= Beginning of Section =

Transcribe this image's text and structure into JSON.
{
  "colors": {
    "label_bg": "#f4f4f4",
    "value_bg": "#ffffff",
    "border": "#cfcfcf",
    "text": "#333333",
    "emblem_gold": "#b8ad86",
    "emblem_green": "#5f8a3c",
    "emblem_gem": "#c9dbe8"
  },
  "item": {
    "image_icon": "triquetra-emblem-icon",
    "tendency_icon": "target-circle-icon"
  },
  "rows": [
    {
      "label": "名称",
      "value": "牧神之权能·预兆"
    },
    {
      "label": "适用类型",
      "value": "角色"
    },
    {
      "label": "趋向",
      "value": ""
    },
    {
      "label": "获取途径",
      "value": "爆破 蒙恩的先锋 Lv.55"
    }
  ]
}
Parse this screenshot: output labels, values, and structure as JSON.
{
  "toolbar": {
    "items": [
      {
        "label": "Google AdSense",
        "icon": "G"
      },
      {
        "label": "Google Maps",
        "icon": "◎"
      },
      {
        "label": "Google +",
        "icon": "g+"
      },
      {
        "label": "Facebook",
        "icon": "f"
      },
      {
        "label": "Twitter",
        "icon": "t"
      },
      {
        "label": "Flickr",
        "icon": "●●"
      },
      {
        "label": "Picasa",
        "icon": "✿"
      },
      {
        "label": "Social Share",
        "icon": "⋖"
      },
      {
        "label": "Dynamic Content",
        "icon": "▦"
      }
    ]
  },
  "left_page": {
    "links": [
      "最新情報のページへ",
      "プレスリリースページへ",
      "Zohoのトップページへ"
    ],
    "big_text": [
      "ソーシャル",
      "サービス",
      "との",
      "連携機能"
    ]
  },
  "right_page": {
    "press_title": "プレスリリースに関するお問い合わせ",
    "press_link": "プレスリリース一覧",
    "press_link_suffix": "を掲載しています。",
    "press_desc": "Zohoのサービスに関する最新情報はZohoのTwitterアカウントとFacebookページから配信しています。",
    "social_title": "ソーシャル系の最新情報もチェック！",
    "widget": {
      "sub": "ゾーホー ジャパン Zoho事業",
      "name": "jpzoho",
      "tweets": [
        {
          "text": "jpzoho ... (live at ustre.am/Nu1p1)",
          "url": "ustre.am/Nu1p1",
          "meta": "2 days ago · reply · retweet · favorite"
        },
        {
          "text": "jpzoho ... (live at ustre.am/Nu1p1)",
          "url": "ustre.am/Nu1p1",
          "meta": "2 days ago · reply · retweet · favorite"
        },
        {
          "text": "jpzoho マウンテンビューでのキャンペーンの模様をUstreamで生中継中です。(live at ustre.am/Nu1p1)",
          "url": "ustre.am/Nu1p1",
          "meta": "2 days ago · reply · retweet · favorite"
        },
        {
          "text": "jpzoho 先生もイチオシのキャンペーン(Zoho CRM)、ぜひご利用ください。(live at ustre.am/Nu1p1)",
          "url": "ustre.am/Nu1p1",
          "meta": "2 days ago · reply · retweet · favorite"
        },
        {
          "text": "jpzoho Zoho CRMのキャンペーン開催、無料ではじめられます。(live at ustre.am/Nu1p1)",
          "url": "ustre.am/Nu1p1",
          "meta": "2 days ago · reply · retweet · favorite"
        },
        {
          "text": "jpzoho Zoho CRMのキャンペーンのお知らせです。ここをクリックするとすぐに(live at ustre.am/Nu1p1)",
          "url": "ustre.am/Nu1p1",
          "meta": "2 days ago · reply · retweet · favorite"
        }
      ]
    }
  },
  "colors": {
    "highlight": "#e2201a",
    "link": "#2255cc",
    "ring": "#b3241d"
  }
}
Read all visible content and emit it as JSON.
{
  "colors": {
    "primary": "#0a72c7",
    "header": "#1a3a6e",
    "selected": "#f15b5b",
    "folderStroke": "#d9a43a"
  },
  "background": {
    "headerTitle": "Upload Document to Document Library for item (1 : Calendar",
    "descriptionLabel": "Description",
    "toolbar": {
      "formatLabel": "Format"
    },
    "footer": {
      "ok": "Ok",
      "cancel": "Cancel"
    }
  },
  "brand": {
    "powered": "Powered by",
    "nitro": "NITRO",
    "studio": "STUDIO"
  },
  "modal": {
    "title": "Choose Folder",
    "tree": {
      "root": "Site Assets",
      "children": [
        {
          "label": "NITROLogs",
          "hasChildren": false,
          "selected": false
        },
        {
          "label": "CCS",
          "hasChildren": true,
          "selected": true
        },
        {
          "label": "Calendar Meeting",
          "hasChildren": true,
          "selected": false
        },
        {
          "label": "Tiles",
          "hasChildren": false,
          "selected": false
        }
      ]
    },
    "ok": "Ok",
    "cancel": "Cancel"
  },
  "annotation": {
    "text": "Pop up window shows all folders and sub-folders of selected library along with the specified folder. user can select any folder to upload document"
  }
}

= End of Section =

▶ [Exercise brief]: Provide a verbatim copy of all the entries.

▶ [Exercise output]:
Transcribe this image's text and structure into JSON.
{
  "colors": {
    "label_bg": "#f4f4f4",
    "value_bg": "#ffffff",
    "border": "#cfcfcf",
    "text": "#333333",
    "emblem_gold": "#b8ad86",
    "emblem_green": "#5f8a3c",
    "emblem_gem": "#c9dbe8"
  },
  "item": {
    "image_icon": "triquetra-emblem-icon",
    "tendency_icon": "target-circle-icon"
  },
  "rows": [
    {
      "label": "名称",
      "value": "牧神之权能·预兆"
    },
    {
      "label": "适用类型",
      "value": "角色"
    },
    {
      "label": "趋向",
      "value": ""
    },
    {
      "label": "获取途径",
      "value": "爆破 蒙恩的先锋 Lv.55"
    }
  ]
}
Parse this screenshot: output labels, values, and structure as JSON.
{
  "toolbar": {
    "items": [
      {
        "label": "Google AdSense",
        "icon": "G"
      },
      {
        "label": "Google Maps",
        "icon": "◎"
      },
      {
        "label": "Google +",
        "icon": "g+"
      },
      {
        "label": "Facebook",
        "icon": "f"
      },
      {
        "label": "Twitter",
        "icon": "t"
      },
      {
        "label": "Flickr",
        "icon": "●●"
      },
      {
        "label": "Picasa",
        "icon": "✿"
      },
      {
        "label": "Social Share",
        "icon": "⋖"
      },
      {
        "label": "Dynamic Content",
        "icon": "▦"
      }
    ]
  },
  "left_page": {
    "links": [
      "最新情報のページへ",
      "プレスリリースページへ",
      "Zohoのトップページへ"
    ],
    "big_text": [
      "ソーシャル",
      "サービス",
      "との",
      "連携機能"
    ]
  },
  "right_page": {
    "press_title": "プレスリリースに関するお問い合わせ",
    "press_link": "プレスリリース一覧",
    "press_link_suffix": "を掲載しています。",
    "press_desc": "Zohoのサービスに関する最新情報はZohoのTwitterアカウントとFacebookページから配信しています。",
    "social_title": "ソーシャル系の最新情報もチェック！",
    "widget": {
      "sub": "ゾーホー ジャパン Zoho事業",
      "name": "jpzoho",
      "tweets": [
        {
          "text": "jpzoho ... (live at ustre.am/Nu1p1)",
          "url": "ustre.am/Nu1p1",
          "meta": "2 days ago · reply · retweet · favorite"
        },
        {
          "text": "jpzoho ... (live at ustre.am/Nu1p1)",
          "url": "ustre.am/Nu1p1",
          "meta": "2 days ago · reply · retweet · favorite"
        },
        {
          "text": "jpzoho マウンテンビューでのキャンペーンの模様をUstreamで生中継中です。(live at ustre.am/Nu1p1)",
          "url": "ustre.am/Nu1p1",
          "meta": "2 days ago · reply · retweet · favorite"
        },
        {
          "text": "jpzoho 先生もイチオシのキャンペーン(Zoho CRM)、ぜひご利用ください。(live at ustre.am/Nu1p1)",
          "url": "ustre.am/Nu1p1",
          "meta": "2 days ago · reply · retweet · favorite"
        },
        {
          "text": "jpzoho Zoho CRMのキャンペーン開催、無料ではじめられます。(live at ustre.am/Nu1p1)",
          "url": "ustre.am/Nu1p1",
          "meta": "2 days ago · reply · retweet · favorite"
        },
        {
          "text": "jpzoho Zoho CRMのキャンペーンのお知らせです。ここをクリックするとすぐに(live at ustre.am/Nu1p1)",
          "url": "ustre.am/Nu1p1",
          "meta": "2 days ago · reply · retweet · favorite"
        }
      ]
    }
  },
  "colors": {
    "highlight": "#e2201a",
    "link": "#2255cc",
    "ring": "#b3241d"
  }
}
Read all visible content and emit it as JSON.
{
  "colors": {
    "primary": "#0a72c7",
    "header": "#1a3a6e",
    "selected": "#f15b5b",
    "folderStroke": "#d9a43a"
  },
  "background": {
    "headerTitle": "Upload Document to Document Library for item (1 : Calendar",
    "descriptionLabel": "Description",
    "toolbar": {
      "formatLabel": "Format"
    },
    "footer": {
      "ok": "Ok",
      "cancel": "Cancel"
    }
  },
  "brand": {
    "powered": "Powered by",
    "nitro": "NITRO",
    "studio": "STUDIO"
  },
  "modal": {
    "title": "Choose Folder",
    "tree": {
      "root": "Site Assets",
      "children": [
        {
          "label": "NITROLogs",
          "hasChildren": false,
          "selected": false
        },
        {
          "label": "CCS",
          "hasChildren": true,
          "selected": true
        },
        {
          "label": "Calendar Meeting",
          "hasChildren": true,
          "selected": false
        },
        {
          "label": "Tiles",
          "hasChildren": false,
          "selected": false
        }
      ]
    },
    "ok": "Ok",
    "cancel": "Cancel"
  },
  "annotation": {
    "text": "Pop up window shows all folders and sub-folders of selected library along with the specified folder. user can select any folder to upload document"
  }
}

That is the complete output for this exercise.